The animal set to overtake sheep as the most farmed in Wales

Original by: Laura Clements, WalesOnline… 

(Photo taken from WalesOnline

Chickens will soon out-number people in Wales by more than three to one


It's well-known that sheep outnumber people three to one in Wales.

But the fluffy farm animals, who number around 9.5 million, are about to be overtaken by chickens.

It is estimated that the number of poultry is set to top 10 million by the end of the year - and animal rights campaigners blame an explosion in "mega-farms" over the past few years.

The industry is now worth £6.4 billion to the British economy - and its continued rise means lower poultry prices for shoppers.

However, The Campaign for the Protection of Rural Wales (CPRW) said they alarmed by the increase.

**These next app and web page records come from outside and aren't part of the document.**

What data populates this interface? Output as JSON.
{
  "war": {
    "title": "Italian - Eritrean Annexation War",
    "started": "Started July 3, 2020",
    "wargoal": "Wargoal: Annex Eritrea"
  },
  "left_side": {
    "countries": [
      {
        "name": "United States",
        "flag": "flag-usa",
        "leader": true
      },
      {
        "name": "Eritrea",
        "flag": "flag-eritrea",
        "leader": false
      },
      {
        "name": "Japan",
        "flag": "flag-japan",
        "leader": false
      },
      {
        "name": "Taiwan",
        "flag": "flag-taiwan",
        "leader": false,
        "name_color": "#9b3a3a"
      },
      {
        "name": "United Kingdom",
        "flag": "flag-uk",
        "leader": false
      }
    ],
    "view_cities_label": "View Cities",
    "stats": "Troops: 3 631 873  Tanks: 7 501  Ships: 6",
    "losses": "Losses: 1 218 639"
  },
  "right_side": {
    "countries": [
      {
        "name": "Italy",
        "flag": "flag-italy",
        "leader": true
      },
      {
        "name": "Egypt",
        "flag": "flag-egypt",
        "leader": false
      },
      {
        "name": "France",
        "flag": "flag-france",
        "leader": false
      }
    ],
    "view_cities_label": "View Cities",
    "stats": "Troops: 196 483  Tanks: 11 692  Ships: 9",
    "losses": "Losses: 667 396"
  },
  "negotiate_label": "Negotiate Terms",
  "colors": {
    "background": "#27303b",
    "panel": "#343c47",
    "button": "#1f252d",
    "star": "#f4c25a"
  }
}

Dr Christine Hugh-Jones, from the charity, said: "Applications for poultry units a re coming in thick and fast and they virtually never get refused".

The proposals, by Langdon Enterprises Ltd, are the latest in a long list of applications for large poultry farms which have appeared "like mushrooms" according to TV naturalist Iolo Williams.

Last year, council officials in Gwynedd gave permission for a 30,000 bird farm in Snowdonia to be built. 

While the number of sheep in Wales has only decreased in recent years, the number of chickens has steadily risen.

In 2008, Welsh Government figures said there was 2.1 million of the birds. But fast-forward to 2018 and that figure now stood at 8.1 milion.

Based on current trends, CPRW said the poultry population will go up by another 1.9 million by the end of 2019.

The move comes as farmers look to diversify amid continued difficulties in the agricultural industry and the prolonged uncertainties surrounding Brexit.

Whereas lamb and beef are the most popular meats exported to the EU, eggs are mostly sold within the UK.

And the rise in the number of poultry farm applications in Wales since the EU referendum vote is clear.

In Powys, the poultry farm capital of Wales, more than one hundred poultry units have been approved between April 2016 and June 2018.

Only three applications were refused.

Although flock sizes vary, most commercial producers have 8,000-12,000 hens, with a maximum limit of 16,000 in one house.

Those trends have also been fuelled by a rise in demand for eggs. Last year, more than 13 billion eggs were consumed in Britain - that's 199 per person.

Producers are also bracing themselves for changes in 2025 - when most retailers have committed to selling only free-range eggs.

The British Free Range Egg Producers Association (BFREPA) have expressed concerns that the current growth made lead to oversupply and declining prices - potentially good news for consumers but bad for farmers.

One member of the association said: "We are already in a position of price cuts and egg oversupply. Consumption is growing, but not half
as quickly as the industry is expanding."

However, some warn that the surge in so-called "intensive poultry units" - or IPUs - could harm the environment.